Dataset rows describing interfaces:
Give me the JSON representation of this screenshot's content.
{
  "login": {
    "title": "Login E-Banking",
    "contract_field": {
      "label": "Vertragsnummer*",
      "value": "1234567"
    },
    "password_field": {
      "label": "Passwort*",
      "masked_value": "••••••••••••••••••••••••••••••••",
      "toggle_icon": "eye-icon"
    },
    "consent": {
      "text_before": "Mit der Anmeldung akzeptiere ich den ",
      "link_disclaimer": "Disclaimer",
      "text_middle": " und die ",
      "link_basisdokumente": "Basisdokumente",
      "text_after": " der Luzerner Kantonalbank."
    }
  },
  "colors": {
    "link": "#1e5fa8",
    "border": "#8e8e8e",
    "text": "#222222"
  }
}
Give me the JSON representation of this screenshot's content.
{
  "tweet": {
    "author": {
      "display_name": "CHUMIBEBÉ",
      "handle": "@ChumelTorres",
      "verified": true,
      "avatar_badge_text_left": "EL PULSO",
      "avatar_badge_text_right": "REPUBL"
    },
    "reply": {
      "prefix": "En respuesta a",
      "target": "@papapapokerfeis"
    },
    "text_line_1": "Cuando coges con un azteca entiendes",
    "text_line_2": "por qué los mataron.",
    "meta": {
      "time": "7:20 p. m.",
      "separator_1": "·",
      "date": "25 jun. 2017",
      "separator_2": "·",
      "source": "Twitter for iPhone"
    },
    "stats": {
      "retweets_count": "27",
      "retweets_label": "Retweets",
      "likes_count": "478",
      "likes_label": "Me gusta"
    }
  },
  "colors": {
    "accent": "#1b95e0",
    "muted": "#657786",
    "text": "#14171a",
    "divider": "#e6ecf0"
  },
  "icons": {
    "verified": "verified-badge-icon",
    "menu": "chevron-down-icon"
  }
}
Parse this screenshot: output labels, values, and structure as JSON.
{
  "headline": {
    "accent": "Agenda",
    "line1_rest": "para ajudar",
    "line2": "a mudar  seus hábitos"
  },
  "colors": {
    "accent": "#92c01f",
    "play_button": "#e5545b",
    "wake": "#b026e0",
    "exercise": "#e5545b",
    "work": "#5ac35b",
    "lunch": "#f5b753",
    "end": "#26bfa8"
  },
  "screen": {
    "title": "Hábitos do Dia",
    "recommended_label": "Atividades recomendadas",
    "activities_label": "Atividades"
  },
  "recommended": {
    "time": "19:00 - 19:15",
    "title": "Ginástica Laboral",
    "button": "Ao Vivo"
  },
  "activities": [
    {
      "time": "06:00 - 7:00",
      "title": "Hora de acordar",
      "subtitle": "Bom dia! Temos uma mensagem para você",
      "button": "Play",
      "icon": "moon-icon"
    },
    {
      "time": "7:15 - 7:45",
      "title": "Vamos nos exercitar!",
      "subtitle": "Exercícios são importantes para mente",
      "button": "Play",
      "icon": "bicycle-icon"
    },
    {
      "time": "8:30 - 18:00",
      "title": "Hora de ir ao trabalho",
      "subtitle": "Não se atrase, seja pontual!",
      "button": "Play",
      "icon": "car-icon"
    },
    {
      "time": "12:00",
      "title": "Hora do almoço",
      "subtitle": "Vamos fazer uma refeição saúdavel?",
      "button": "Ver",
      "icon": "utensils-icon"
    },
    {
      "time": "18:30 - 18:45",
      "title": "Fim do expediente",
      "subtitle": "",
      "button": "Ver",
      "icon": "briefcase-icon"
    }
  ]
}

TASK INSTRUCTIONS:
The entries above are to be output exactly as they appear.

RESPONSE TO THIS EXERCISE:
Give me the JSON representation of this screenshot's content.
{
  "login": {
    "title": "Login E-Banking",
    "contract_field": {
      "label": "Vertragsnummer*",
      "value": "1234567"
    },
    "password_field": {
      "label": "Passwort*",
      "masked_value": "••••••••••••••••••••••••••••••••",
      "toggle_icon": "eye-icon"
    },
    "consent": {
      "text_before": "Mit der Anmeldung akzeptiere ich den ",
      "link_disclaimer": "Disclaimer",
      "text_middle": " und die ",
      "link_basisdokumente": "Basisdokumente",
      "text_after": " der Luzerner Kantonalbank."
    }
  },
  "colors": {
    "link": "#1e5fa8",
    "border": "#8e8e8e",
    "text": "#222222"
  }
}
Give me the JSON representation of this screenshot's content.
{
  "tweet": {
    "author": {
      "display_name": "CHUMIBEBÉ",
      "handle": "@ChumelTorres",
      "verified": true,
      "avatar_badge_text_left": "EL PULSO",
      "avatar_badge_text_right": "REPUBL"
    },
    "reply": {
      "prefix": "En respuesta a",
      "target": "@papapapokerfeis"
    },
    "text_line_1": "Cuando coges con un azteca entiendes",
    "text_line_2": "por qué los mataron.",
    "meta": {
      "time": "7:20 p. m.",
      "separator_1": "·",
      "date": "25 jun. 2017",
      "separator_2": "·",
      "source": "Twitter for iPhone"
    },
    "stats": {
      "retweets_count": "27",
      "retweets_label": "Retweets",
      "likes_count": "478",
      "likes_label": "Me gusta"
    }
  },
  "colors": {
    "accent": "#1b95e0",
    "muted": "#657786",
    "text": "#14171a",
    "divider": "#e6ecf0"
  },
  "icons": {
    "verified": "verified-badge-icon",
    "menu": "chevron-down-icon"
  }
}
Parse this screenshot: output labels, values, and structure as JSON.
{
  "headline": {
    "accent": "Agenda",
    "line1_rest": "para ajudar",
    "line2": "a mudar  seus hábitos"
  },
  "colors": {
    "accent": "#92c01f",
    "play_button": "#e5545b",
    "wake": "#b026e0",
    "exercise": "#e5545b",
    "work": "#5ac35b",
    "lunch": "#f5b753",
    "end": "#26bfa8"
  },
  "screen": {
    "title": "Hábitos do Dia",
    "recommended_label": "Atividades recomendadas",
    "activities_label": "Atividades"
  },
  "recommended": {
    "time": "19:00 - 19:15",
    "title": "Ginástica Laboral",
    "button": "Ao Vivo"
  },
  "activities": [
    {
      "time": "06:00 - 7:00",
      "title": "Hora de acordar",
      "subtitle": "Bom dia! Temos uma mensagem para você",
      "button": "Play",
      "icon": "moon-icon"
    },
    {
      "time": "7:15 - 7:45",
      "title": "Vamos nos exercitar!",
      "subtitle": "Exercícios são importantes para mente",
      "button": "Play",
      "icon": "bicycle-icon"
    },
    {
      "time": "8:30 - 18:00",
      "title": "Hora de ir ao trabalho",
      "subtitle": "Não se atrase, seja pontual!",
      "button": "Play",
      "icon": "car-icon"
    },
    {
      "time": "12:00",
      "title": "Hora do almoço",
      "subtitle": "Vamos fazer uma refeição saúdavel?",
      "button": "Ver",
      "icon": "utensils-icon"
    },
    {
      "time": "18:30 - 18:45",
      "title": "Fim do expediente",
      "subtitle": "",
      "button": "Ver",
      "icon": "briefcase-icon"
    }
  ]
}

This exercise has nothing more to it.